[Start of section]

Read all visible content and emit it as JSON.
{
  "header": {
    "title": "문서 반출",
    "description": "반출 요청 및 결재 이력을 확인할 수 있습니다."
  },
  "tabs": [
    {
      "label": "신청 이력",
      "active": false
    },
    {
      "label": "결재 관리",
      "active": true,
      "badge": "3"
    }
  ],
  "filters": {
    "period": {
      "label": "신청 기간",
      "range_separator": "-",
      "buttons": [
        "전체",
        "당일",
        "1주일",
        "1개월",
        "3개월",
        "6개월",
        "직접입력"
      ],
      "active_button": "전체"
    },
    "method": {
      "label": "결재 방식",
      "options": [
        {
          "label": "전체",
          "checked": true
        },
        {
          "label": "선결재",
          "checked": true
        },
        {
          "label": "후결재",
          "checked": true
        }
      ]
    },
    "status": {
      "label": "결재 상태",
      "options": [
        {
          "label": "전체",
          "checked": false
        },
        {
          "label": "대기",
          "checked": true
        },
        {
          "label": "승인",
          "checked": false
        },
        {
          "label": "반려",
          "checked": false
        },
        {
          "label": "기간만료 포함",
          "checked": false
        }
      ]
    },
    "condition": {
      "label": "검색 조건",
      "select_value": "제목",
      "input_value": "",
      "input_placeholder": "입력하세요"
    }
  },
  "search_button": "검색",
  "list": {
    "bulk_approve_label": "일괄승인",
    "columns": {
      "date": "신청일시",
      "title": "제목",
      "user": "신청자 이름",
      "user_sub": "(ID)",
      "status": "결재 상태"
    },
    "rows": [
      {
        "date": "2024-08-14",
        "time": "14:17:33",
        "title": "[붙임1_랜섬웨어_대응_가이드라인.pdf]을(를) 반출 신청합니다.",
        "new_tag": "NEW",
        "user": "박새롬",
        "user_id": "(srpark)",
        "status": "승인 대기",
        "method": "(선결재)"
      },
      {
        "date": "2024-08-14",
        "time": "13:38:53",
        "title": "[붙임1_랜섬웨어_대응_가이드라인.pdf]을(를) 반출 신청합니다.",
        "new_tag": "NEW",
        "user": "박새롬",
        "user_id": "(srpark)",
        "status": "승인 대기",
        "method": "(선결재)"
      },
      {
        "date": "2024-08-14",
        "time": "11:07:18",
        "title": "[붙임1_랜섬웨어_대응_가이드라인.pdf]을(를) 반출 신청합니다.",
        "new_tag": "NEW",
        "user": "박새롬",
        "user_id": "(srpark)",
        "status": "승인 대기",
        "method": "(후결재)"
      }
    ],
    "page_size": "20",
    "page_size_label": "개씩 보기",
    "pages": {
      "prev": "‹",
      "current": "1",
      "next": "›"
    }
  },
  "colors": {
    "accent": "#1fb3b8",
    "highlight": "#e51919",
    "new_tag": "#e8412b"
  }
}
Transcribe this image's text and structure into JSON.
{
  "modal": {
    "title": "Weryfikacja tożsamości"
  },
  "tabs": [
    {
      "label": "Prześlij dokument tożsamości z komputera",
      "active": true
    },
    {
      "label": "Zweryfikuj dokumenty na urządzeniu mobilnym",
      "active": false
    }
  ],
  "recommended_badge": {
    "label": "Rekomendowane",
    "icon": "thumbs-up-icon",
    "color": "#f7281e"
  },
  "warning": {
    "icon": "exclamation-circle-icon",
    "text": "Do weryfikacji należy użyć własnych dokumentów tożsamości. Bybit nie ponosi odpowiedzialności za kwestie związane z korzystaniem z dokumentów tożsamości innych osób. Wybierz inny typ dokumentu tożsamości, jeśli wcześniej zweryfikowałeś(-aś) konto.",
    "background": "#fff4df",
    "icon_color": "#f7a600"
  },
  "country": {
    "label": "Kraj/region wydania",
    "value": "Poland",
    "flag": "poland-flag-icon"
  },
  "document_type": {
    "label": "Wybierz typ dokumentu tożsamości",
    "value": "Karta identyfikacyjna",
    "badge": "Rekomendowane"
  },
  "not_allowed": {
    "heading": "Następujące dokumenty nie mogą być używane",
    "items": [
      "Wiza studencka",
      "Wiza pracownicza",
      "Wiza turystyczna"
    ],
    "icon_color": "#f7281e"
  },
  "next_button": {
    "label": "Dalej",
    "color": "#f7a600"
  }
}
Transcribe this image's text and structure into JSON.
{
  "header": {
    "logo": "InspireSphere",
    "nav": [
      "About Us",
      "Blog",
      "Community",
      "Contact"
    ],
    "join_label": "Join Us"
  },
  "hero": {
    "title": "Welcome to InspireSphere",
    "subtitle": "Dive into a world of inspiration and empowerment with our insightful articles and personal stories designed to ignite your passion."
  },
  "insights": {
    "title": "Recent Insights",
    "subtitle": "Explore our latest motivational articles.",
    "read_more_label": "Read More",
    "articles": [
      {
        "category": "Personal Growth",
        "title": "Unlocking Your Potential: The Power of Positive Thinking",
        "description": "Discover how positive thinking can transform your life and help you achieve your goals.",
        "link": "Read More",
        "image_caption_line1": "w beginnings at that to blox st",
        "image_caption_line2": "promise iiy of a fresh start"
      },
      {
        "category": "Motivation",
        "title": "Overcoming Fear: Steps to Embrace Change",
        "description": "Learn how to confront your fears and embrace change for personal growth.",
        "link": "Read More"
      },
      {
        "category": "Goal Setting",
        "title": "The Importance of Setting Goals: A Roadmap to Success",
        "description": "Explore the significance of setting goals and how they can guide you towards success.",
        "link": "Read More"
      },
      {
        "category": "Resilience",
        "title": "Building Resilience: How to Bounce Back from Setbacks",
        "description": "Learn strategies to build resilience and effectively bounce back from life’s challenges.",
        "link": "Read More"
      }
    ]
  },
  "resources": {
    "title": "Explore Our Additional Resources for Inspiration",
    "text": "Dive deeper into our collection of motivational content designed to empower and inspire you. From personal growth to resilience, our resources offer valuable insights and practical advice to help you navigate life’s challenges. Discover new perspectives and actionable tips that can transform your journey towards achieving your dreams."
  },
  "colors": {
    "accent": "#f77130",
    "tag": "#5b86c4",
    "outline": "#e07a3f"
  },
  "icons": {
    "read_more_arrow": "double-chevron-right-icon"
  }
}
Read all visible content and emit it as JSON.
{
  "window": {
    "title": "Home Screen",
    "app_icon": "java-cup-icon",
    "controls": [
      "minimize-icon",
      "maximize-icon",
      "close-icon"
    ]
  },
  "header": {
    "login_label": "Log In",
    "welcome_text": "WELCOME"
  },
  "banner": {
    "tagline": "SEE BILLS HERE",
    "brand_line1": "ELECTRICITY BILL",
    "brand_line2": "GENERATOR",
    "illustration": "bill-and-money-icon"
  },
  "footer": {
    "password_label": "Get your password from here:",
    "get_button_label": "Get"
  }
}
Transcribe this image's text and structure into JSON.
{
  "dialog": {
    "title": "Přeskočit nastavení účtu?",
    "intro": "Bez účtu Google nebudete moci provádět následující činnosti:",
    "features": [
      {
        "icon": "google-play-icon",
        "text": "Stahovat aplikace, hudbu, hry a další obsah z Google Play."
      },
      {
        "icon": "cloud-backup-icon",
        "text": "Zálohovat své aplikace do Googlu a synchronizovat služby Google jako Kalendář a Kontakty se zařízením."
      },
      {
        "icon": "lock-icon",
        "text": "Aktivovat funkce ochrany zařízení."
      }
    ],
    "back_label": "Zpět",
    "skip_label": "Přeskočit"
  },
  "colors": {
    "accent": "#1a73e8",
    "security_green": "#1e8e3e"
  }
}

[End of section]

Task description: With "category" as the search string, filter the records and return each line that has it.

Exercise solution:
        "category": "Personal Growth",
        "category": "Motivation",
        "category": "Goal Setting",
        "category": "Resilience",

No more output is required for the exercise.